Toyota will provide free access to its virtual models

Toyota will provide free access to its virtual models

June 16, 2020 0 By autotimesnews

The Japanese automaker has announced that soon any automaker will be able to use the Total Human Model for Safety (THUMS) program.

Toyota Motor Corporation announced today that it will provide the free Total Human Model for Safety (THUMS) software as part of its Safe Mobility Society program from January 2021. THUMS is a virtual program for modeling the human body, designed for computer analysis of injuries sustained in collisions of vehicles. It is expected that free access to THUMS and its subsequent use by a wider range of users will increase the safety of cars around the world.

Designed to facilitate research and development in vehicle safety technology in collaboration with Toyota Central R & D Labs, THUMS was the world’s first virtual human body modeling program. Its launch took place in 2000. It allowed to model and analyze injuries caused by vehicle collisions. Since then, and until the latest version released last year, it has been constantly evolving, adding models of the human body with different sexes, ages and physiques, which include skeletal structures, the brain, internal organs and muscles. Compared to the dummies used in physical collisions of vehicles, THUMS is able to analyze in more detail injuries associated with a collision.

THUMS is currently used in vehicle safety research by more than 100 automobile manufacturers, suppliers, universities, research institutes and other organizations in Japan and abroad. The program is used to research and develop many different safety technologies, such as seat belts, airbags and vehicle designs, which help reduce the risk of injuries when vehicles collide with pedestrians.
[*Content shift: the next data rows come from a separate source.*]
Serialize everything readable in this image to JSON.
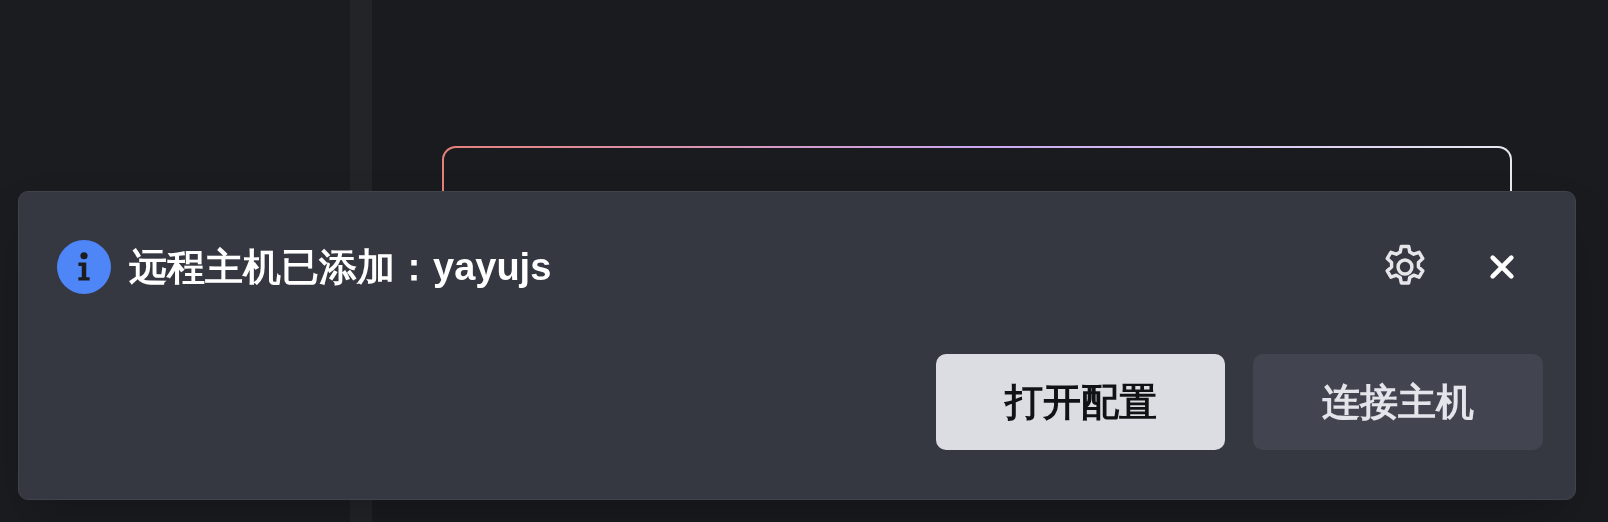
{
  "notification": {
    "kind": "info",
    "message": "远程主机已添加：yayujs",
    "actions": [
      {
        "label": "打开配置",
        "primary": true
      },
      {
        "label": "连接主机",
        "primary": false
      }
    ]
  }
}
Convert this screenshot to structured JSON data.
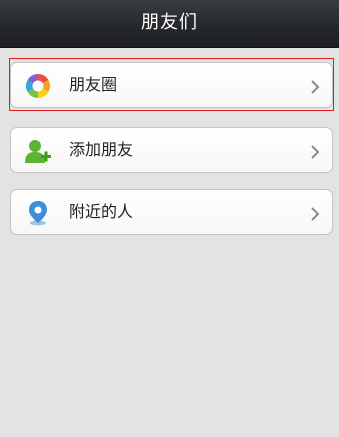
{
  "header": {
    "title": "朋友们"
  },
  "menu": {
    "items": [
      {
        "label": "朋友圈",
        "icon": "moments-aperture-icon"
      },
      {
        "label": "添加朋友",
        "icon": "add-friend-icon"
      },
      {
        "label": "附近的人",
        "icon": "location-pin-icon"
      }
    ]
  },
  "colors": {
    "header_bg": "#26292c",
    "page_bg": "#e3e3e3",
    "focus_outline": "#e02020",
    "add_friend_green": "#5cb531",
    "pin_blue": "#3d8ed6"
  }
}
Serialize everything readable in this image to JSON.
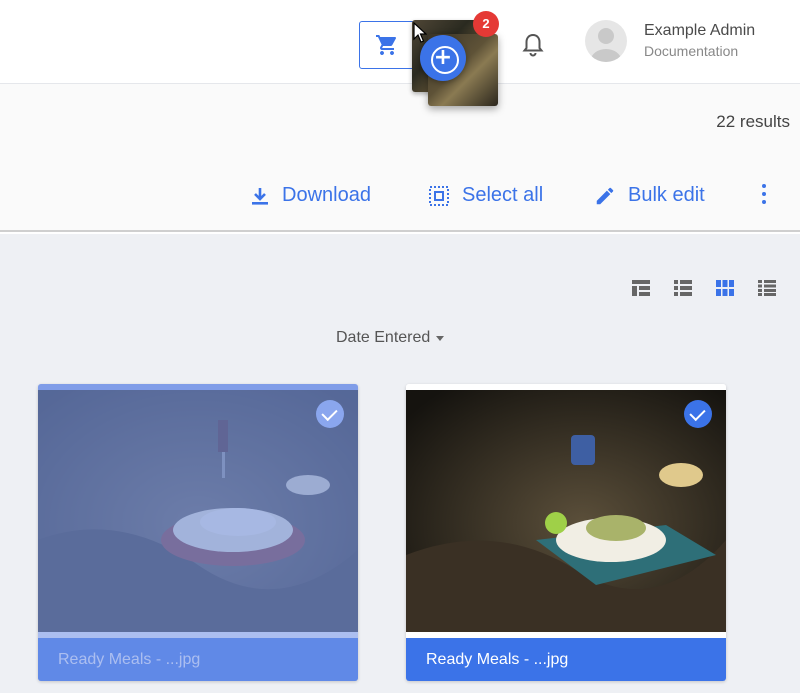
{
  "header": {
    "user_name": "Example Admin",
    "user_role": "Documentation",
    "cart_count": "2"
  },
  "toolbar": {
    "results": "22 results",
    "download_label": "Download",
    "select_all_label": "Select all",
    "bulk_edit_label": "Bulk edit"
  },
  "sort": {
    "label": "Date Entered"
  },
  "assets": [
    {
      "caption": "Ready Meals - ...jpg",
      "selected": true
    },
    {
      "caption": "Ready Meals - ...jpg",
      "selected": true
    }
  ],
  "colors": {
    "accent": "#3b73e8",
    "badge": "#e53935"
  },
  "icons": [
    "cart-icon",
    "bell-icon",
    "add-circle-icon",
    "download-icon",
    "select-all-icon",
    "pencil-icon",
    "more-vert-icon",
    "masonry-view-icon",
    "list-view-icon",
    "grid-view-icon",
    "detail-list-view-icon",
    "check-icon"
  ]
}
Vehicle safety assessment organizations are also currently considering using THUMS for virtual testing in their future assessments.

Providing free access to THUMS will not only allow more people to use the program in their vehicle safety research, but also improve the usability of the software, as users themselves improve models and share results with others.